FIG. 3 shows an exemplary cross-section of a portion of a concrete slab 20 interposed between two concrete walls 22 and 24 creating two wall-to-slab joints 26 and 28 where the walls meet the slab. Viewed from a first aspect, FIG. 3 illustrates two horizontal joints 26 and 28 viewed from the side where the slab 20 represents a horizontal slab and wall 22 and 24 represents lower and and upper walls, respectively. Here, the concrete sections are placed in sequence 22, 20, 24. To create wall-to-slab joint 26, the joint area of lower wall 22 is preferably brought to a SSD condition. A grout strip 30 is applied to the joint area of lower wall 22. The grout strip 30 and joint area of lower wall 22 are then covered with slurry 34 and slab 20 is poured over the grout strip 30 and slurry 34. To create wall-to-slab joint 28, the joint area of slab 20 is preferably brought to a SSD condition. A grout strip 36 is applied to the joint area of slab 20. The grout strip 36 and joint area of slab 20 are then covered with slurry 38 and upper wall 24 is poured over the grout strip 36 and slurry 38.
Alternatively, viewed from a second aspect, FIG. 3 illustrates two vertical joints 26 and 28 viewed from above where the slab 20 now represents a vertical wall and wall 22 and 24 represents left and and right walls, respectively. Here, the concrete sections are placed in sequence 24, 20, 22. To create wall-to-wall joint 28, the joint area of right wall 24 is preferably brought to a SSD condition. A grout strip 36 is applied to the joint area of right wall 24. The grout strip 36 and joint area of right wall 24 are then covered with slurry 38 and vertical wall 20 is poured over the grout strip 36 and slurry 38. To create wall-to-wall joint 26, the joint area of vertical wall 20 is preferably brought to a SSD condition. A grout strip 30 is applied to the joint area of vertical wall 20. The grout strip 30 and joint area of vertical wall 20 are then covered with slurry 34 and left wall 22 is poured over the grout strip 30 and slurry 34. As those skilled in the art will appreciate, a keyway created in the concrete wall sections will ease construction of the joints.
It is believed that the disclosure set forth above encompasses multiple distinct embodiments and methods with independent utility. While each of these embodiments and methods may have been disclosed in a preferred form, the specific embodiments and methods as disclosed and illustrated herein are not to be considered in a limiting sense as numerous variations are possible. The subject matter of the embodiments and methods includes all novel and non-obvious combinations and subcombinations of the various elements, features, steps, functions and/or properties disclosed herein.
Inventions embodied in various combinations and subcombinations of features, functions, elements, and/or properties may be claimed through presentation of claims in a related application.
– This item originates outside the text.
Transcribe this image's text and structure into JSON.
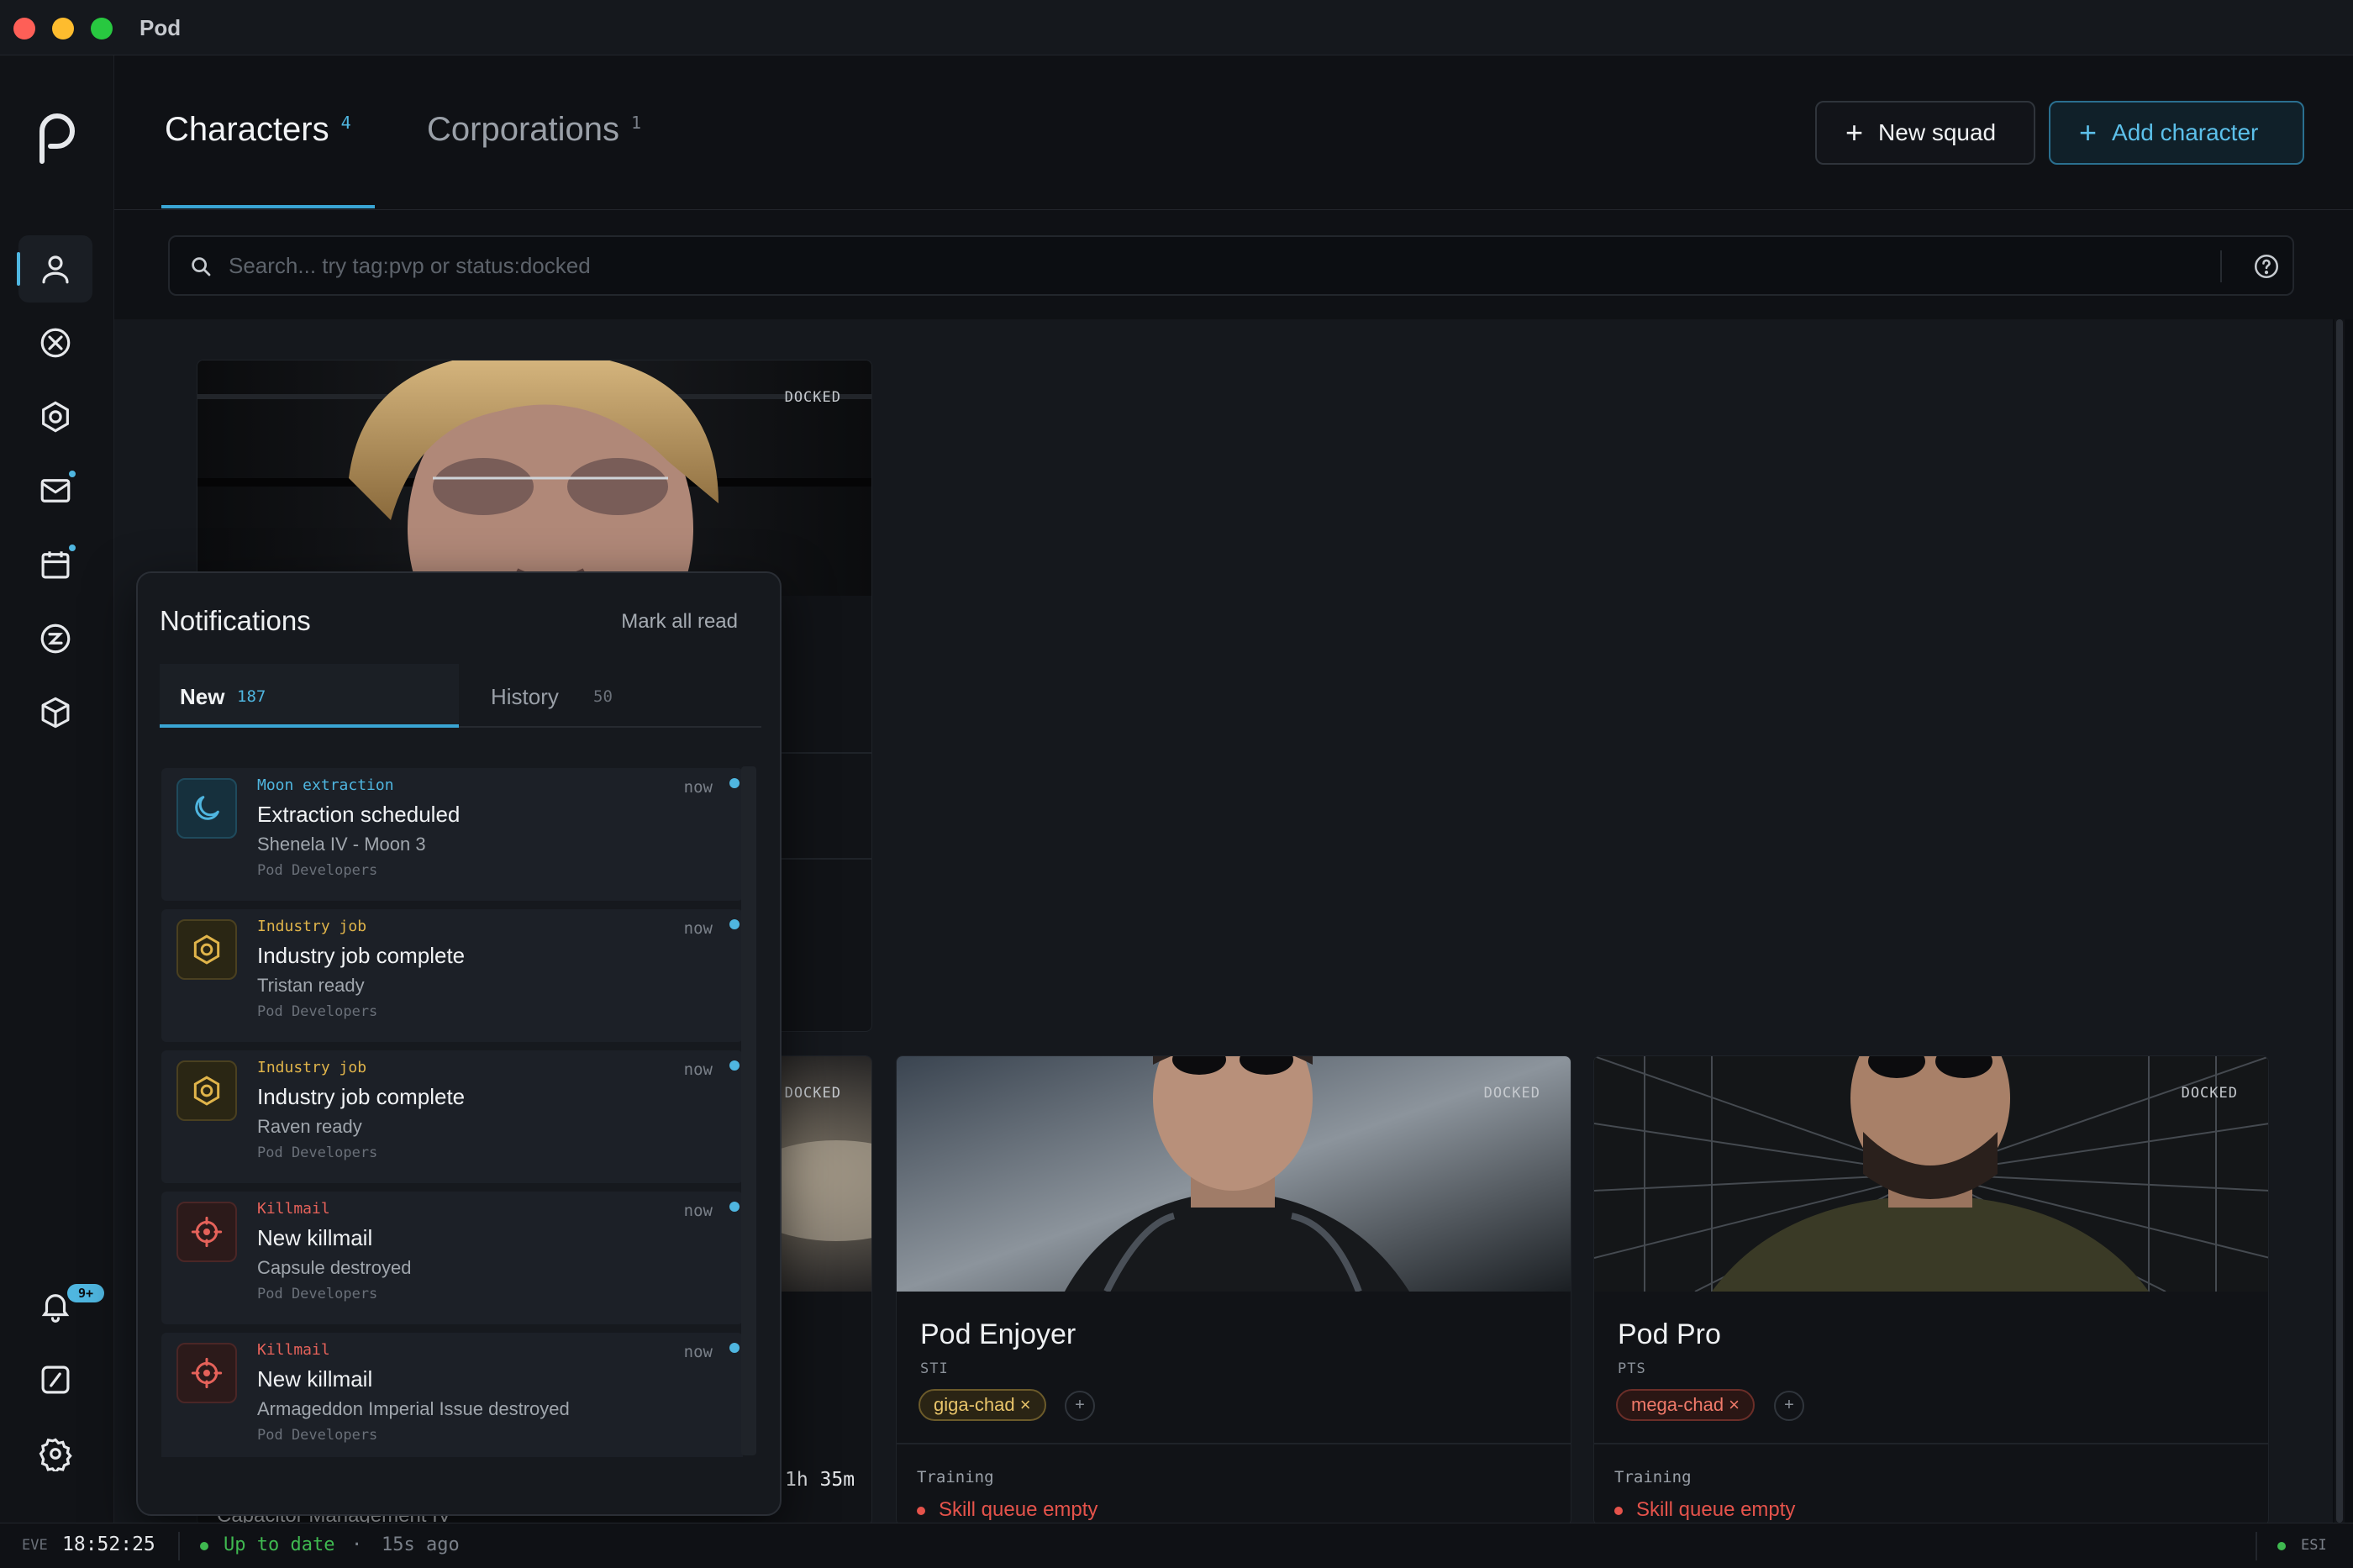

Such claims, whether they are directed to embodiments or methods different from those disclosed herein or directed to the same, whether different, broader, narrower or equal in scope to the described embodiments and methods, are also regarded as included within the subject matter of the present disclosure.